**Description of the task**
Report each line of the data that has "moderate" somewhere in it.

**Page and application data records**
_ _ _ _

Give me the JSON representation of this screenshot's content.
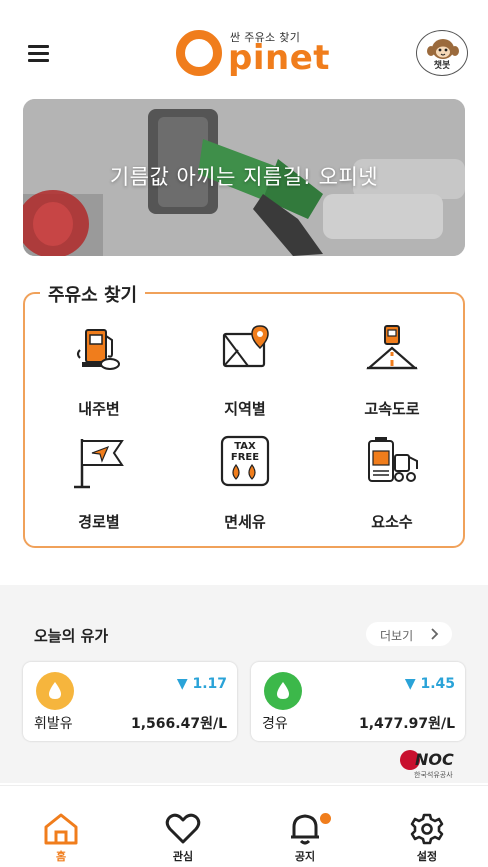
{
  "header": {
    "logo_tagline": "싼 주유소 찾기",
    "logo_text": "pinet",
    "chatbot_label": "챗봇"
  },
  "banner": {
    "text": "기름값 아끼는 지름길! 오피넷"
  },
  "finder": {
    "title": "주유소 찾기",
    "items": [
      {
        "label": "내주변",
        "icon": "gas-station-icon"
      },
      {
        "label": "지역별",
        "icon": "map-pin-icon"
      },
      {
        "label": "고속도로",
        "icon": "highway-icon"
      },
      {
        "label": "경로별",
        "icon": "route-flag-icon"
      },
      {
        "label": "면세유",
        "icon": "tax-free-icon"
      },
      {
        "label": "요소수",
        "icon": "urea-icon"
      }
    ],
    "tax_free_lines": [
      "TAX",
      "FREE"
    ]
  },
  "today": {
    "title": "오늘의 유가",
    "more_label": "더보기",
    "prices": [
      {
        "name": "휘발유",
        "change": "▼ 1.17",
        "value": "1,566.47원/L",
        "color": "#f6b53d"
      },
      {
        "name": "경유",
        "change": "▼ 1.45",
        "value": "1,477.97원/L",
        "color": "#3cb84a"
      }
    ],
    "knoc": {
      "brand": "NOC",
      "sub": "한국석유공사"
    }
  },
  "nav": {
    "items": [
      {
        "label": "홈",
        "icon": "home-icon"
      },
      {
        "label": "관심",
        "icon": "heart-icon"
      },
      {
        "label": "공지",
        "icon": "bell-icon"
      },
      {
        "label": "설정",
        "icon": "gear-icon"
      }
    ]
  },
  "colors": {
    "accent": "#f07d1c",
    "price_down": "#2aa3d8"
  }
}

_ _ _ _

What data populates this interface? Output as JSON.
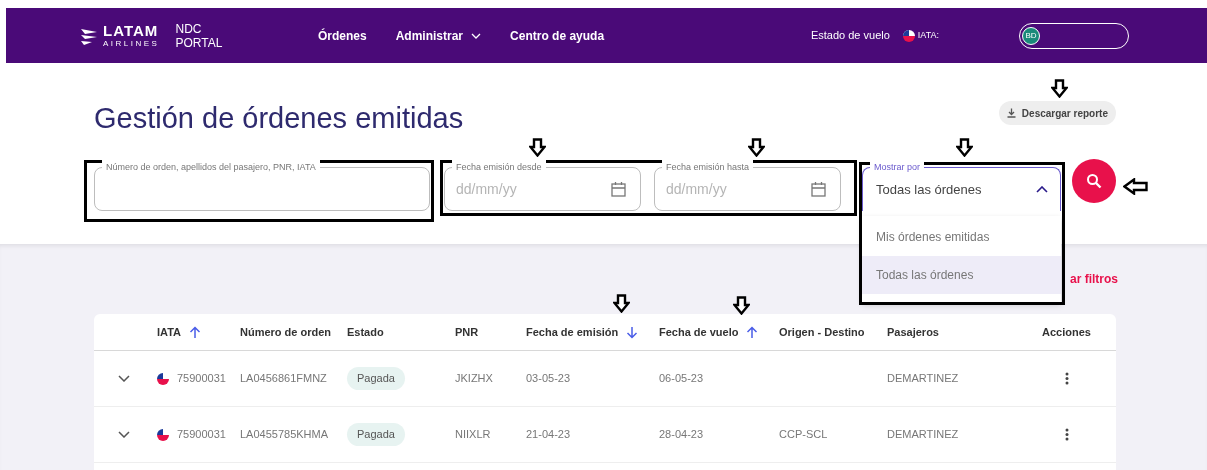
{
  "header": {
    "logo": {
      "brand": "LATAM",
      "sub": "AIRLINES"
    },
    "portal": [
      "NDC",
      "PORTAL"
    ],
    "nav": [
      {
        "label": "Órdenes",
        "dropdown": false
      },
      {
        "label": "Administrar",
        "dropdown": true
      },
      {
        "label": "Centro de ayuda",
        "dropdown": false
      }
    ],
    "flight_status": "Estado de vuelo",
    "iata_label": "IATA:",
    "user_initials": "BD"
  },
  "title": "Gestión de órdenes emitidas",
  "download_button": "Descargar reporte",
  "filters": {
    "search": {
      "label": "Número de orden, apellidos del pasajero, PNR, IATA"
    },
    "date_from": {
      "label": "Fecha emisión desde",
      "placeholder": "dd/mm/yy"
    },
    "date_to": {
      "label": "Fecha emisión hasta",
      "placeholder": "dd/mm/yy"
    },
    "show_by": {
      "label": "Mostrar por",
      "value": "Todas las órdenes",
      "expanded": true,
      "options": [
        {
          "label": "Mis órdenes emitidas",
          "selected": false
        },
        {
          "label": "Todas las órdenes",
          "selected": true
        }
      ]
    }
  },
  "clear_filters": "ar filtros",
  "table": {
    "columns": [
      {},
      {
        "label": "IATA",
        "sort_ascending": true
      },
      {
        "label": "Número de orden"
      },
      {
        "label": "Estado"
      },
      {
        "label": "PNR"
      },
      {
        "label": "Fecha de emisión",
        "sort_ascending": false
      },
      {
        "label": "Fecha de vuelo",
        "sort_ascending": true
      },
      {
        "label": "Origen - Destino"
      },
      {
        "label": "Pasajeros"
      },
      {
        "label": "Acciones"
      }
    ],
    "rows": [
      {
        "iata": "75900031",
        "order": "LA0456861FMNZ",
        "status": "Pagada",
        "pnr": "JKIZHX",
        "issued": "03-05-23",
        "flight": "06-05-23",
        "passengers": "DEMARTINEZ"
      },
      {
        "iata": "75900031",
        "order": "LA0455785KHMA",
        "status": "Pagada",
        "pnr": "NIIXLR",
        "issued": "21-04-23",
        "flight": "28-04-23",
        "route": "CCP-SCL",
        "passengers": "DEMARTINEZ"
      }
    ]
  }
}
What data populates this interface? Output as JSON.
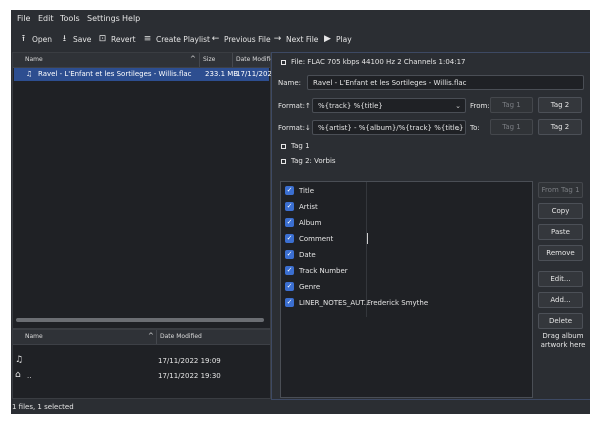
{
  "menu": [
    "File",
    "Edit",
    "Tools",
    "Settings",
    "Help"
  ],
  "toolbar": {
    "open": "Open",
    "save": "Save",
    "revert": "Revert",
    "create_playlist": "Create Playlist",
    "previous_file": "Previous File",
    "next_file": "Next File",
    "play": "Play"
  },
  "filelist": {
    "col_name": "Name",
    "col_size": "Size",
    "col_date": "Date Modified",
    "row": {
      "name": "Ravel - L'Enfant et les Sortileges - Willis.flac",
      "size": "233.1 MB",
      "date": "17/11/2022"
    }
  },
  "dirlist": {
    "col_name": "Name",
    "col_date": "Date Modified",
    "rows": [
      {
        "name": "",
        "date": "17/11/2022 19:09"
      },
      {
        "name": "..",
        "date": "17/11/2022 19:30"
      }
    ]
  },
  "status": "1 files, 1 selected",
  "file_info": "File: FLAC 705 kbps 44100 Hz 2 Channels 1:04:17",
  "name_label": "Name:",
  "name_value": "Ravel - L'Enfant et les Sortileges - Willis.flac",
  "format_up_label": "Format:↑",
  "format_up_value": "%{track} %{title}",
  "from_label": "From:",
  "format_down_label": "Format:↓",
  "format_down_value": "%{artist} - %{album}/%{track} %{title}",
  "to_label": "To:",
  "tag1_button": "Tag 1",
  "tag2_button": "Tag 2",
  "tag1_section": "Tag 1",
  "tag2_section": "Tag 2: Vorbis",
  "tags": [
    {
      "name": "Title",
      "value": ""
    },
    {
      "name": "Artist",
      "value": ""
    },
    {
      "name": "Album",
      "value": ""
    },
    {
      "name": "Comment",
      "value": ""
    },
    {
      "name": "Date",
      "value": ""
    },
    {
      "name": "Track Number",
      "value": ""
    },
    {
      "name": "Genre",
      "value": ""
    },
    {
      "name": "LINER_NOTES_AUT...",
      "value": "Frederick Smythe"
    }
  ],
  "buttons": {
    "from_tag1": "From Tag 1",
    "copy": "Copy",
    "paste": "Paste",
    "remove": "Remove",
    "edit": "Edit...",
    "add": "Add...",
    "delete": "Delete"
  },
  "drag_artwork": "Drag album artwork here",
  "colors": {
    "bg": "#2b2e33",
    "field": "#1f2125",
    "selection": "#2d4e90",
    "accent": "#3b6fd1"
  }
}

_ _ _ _

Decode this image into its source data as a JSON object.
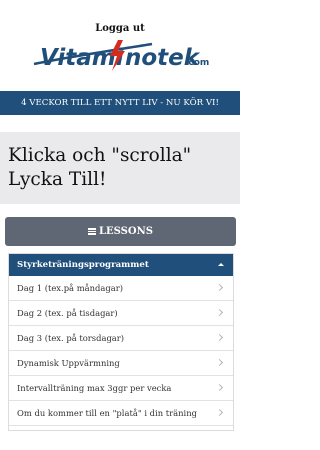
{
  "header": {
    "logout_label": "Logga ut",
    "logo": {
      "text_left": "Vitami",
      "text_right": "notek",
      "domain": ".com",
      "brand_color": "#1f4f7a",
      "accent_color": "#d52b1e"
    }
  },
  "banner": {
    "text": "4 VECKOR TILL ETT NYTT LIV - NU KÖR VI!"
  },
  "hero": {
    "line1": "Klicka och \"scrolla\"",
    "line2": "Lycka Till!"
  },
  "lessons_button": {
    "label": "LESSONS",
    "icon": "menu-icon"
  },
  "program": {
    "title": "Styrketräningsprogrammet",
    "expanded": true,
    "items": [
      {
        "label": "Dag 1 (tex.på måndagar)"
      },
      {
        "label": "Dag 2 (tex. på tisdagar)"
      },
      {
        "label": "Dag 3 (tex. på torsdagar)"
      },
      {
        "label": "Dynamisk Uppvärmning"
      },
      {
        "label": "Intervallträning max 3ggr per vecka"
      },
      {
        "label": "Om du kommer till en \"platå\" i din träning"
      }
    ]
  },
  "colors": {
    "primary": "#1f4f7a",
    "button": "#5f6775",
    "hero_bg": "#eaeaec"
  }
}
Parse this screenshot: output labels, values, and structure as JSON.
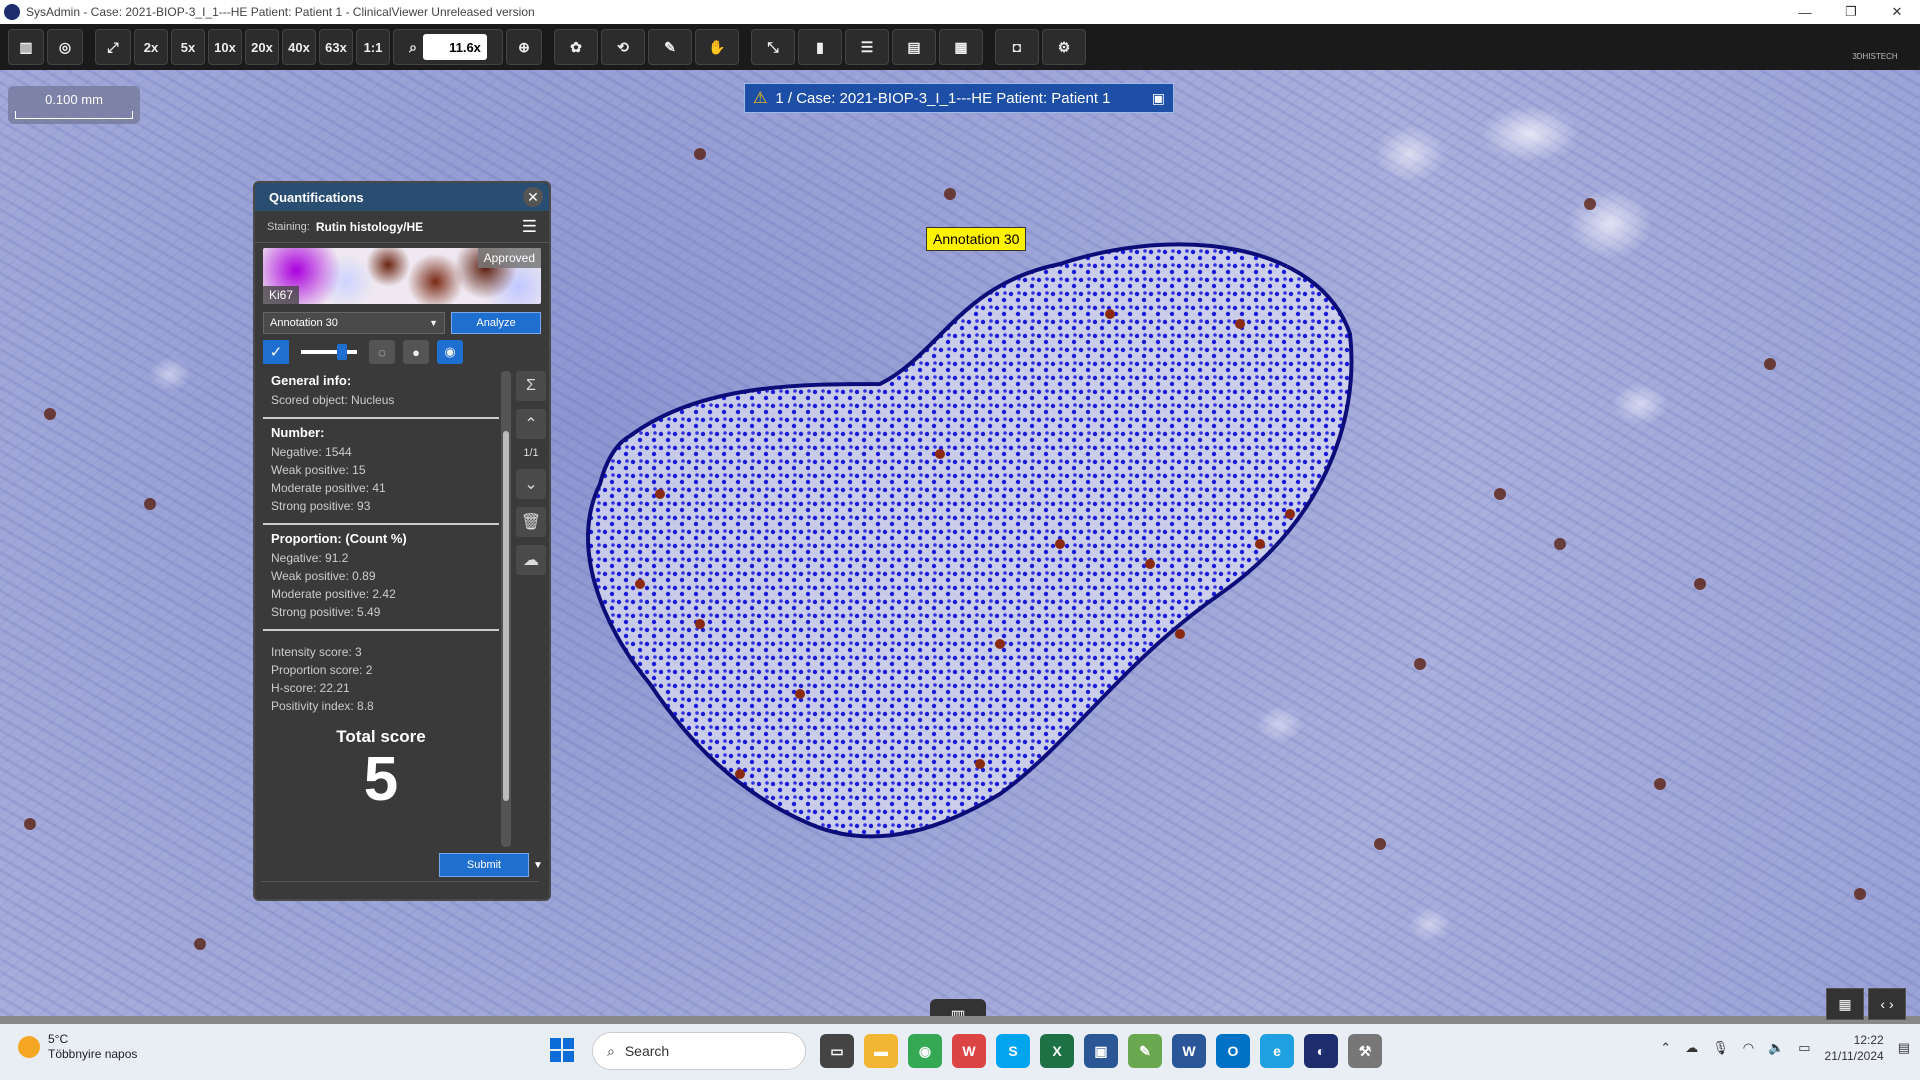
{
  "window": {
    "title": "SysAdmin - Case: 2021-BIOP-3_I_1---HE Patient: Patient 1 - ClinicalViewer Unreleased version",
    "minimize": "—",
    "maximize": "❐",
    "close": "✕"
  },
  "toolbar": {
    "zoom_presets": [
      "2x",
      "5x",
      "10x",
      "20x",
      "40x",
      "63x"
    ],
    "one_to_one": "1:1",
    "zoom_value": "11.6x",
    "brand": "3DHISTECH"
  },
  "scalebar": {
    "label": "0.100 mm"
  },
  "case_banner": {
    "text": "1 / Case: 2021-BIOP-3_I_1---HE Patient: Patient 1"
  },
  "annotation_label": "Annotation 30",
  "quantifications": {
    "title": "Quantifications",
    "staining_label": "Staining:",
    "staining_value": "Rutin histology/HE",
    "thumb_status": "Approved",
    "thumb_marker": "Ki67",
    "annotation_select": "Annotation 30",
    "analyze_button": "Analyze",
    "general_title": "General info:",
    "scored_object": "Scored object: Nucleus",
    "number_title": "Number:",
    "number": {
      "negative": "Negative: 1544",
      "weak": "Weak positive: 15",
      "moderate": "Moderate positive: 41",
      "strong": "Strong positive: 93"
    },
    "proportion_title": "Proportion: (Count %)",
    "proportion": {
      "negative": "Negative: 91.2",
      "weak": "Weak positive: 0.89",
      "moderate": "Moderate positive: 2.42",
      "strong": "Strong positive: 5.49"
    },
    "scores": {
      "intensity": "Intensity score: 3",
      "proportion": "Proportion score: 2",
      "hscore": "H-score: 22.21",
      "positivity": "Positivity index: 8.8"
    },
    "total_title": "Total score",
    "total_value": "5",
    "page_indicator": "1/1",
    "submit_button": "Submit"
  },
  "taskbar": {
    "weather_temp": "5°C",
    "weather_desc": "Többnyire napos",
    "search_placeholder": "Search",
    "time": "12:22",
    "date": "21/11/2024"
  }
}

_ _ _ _

**Answer space**
      "moderate": "Moderate positive: 41",
      "moderate": "Moderate positive: 2.42",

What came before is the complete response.